You can also save space in the garden by choosing a multi-grafted apple tree with two (or more) compatible scions.
2. Elberta Fishing.
Elberta peaches, a landrace native to Georgia, are large, juicy, sweet yellow fruits that are ideal for eating, freezing, canning and making jam.
Elberta peach trees are self-fertile, but benefit from having a second peach tree nearby with which to cross-pollinate. Keeping at least two peach trees will greatly improve fruit production.
To keep the dwarf peach tree healthy and productive, annual pruning is a must. The peach tree only flowers and fruits on branches that are at least one year old.
3. Santa Rosa plum.
The Santa Rosa plum tree is a self-pollinating fruit tree.
Plum is an early and prolific tree with large red to purple fruits good for eating, canning and cooking.
It grows naturally in a rounded crown and requires minimal pruning to maintain its shape and allow sunlight to reach the center of the tree.
4. Cherry tartare.
These cherries are tender and plump, with a rich, full-bodied flavor.
Ideal for eating fresh, as the internal bone is smooth and separates easily from the pulp. Good for canning.
It is not self-fertile and needs a second species of cherry to produce fruit. Plant it alongside similar early-flowering varieties like Bing, Stella, and Ranier.

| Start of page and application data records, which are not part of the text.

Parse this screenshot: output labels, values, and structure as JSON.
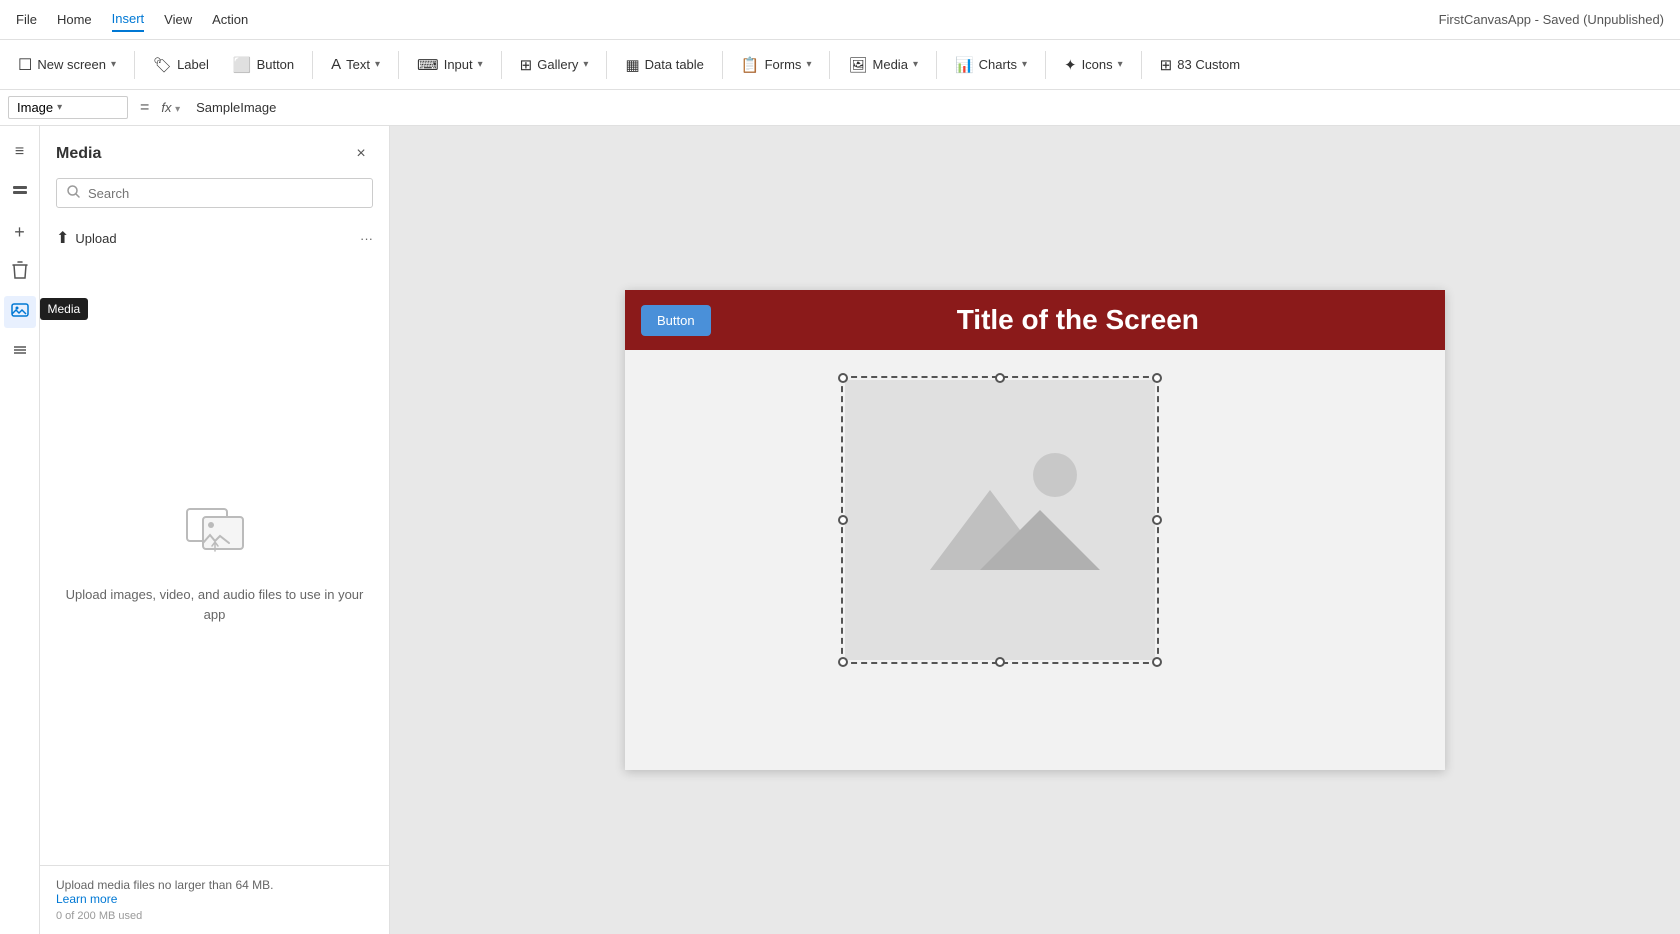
{
  "app": {
    "title": "FirstCanvasApp - Saved (Unpublished)"
  },
  "menu": {
    "items": [
      "File",
      "Home",
      "Insert",
      "View",
      "Action"
    ],
    "active": "Insert"
  },
  "toolbar": {
    "new_screen_label": "New screen",
    "label_label": "Label",
    "button_label": "Button",
    "text_label": "Text",
    "input_label": "Input",
    "gallery_label": "Gallery",
    "data_table_label": "Data table",
    "forms_label": "Forms",
    "media_label": "Media",
    "charts_label": "Charts",
    "icons_label": "Icons",
    "custom_label": "83   Custom"
  },
  "formula_bar": {
    "dropdown_label": "Image",
    "equals_symbol": "=",
    "fx_label": "fx",
    "formula_value": "SampleImage"
  },
  "sidebar_icons": {
    "hamburger": "≡",
    "layers": "⊞",
    "add": "+",
    "trash": "🗑",
    "media": "🖼",
    "grid": "⊞"
  },
  "media_panel": {
    "title": "Media",
    "close_label": "×",
    "search_placeholder": "Search",
    "upload_label": "Upload",
    "more_label": "···",
    "empty_text": "Upload images, video, and audio files to use in your app",
    "footer_text": "Upload media files no larger than 64 MB.",
    "footer_link": "Learn more",
    "footer_size": "0 of 200 MB used"
  },
  "canvas": {
    "button_label": "Button",
    "title": "Title of the Screen",
    "header_bg": "#8b1a1a",
    "button_bg": "#4a90d9"
  },
  "tooltip": {
    "label": "Media"
  }
}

Ideal for eating fresh, Washington Navel oranges are seedless, easy to peel and have excellent flavor.
The dwarf version grows to half the normal size, but can be pruned to a meter tall.
The Washington Navel orange tree, an evergreen tree, has pretty elliptical leaves that give off a wonderful fragrance all year round. In spring, clusters of white flowers appear along the branches.
Like all orange trees, the Washington Navel likes heat and sunlight.
In frost-free regions, it can be planted directly in the ground.
There are varieties that can be grown in pots and brought indoors as soon as temperatures drop.
6. Celestial Fig.
Fig trees are native to warm and temperate regions of the Mediterranean.
It grows to a beautiful, multi-branched tree with silver-gray bark and deeply lobed leaves, bearing small, inconspicuous green flowers in spring. Although less showy than other fruit trees when in bloom, this small tree will provide plenty of figs in late summer.
Dwarf varieties of mango, such as ice cream, can be easily grown in containers and placed on a balcony or patio.
Although mango trees are best suited to warm tropical climates, container-grown mangoes can be placed outdoors in the spring and summer and brought indoors before temperatures reach 4°C.
8. Lemon tree.
Lemon trees are ideal dwarf fruit trees for container growing. Enjoy a sunny location. You can find dwarf lemon trees here.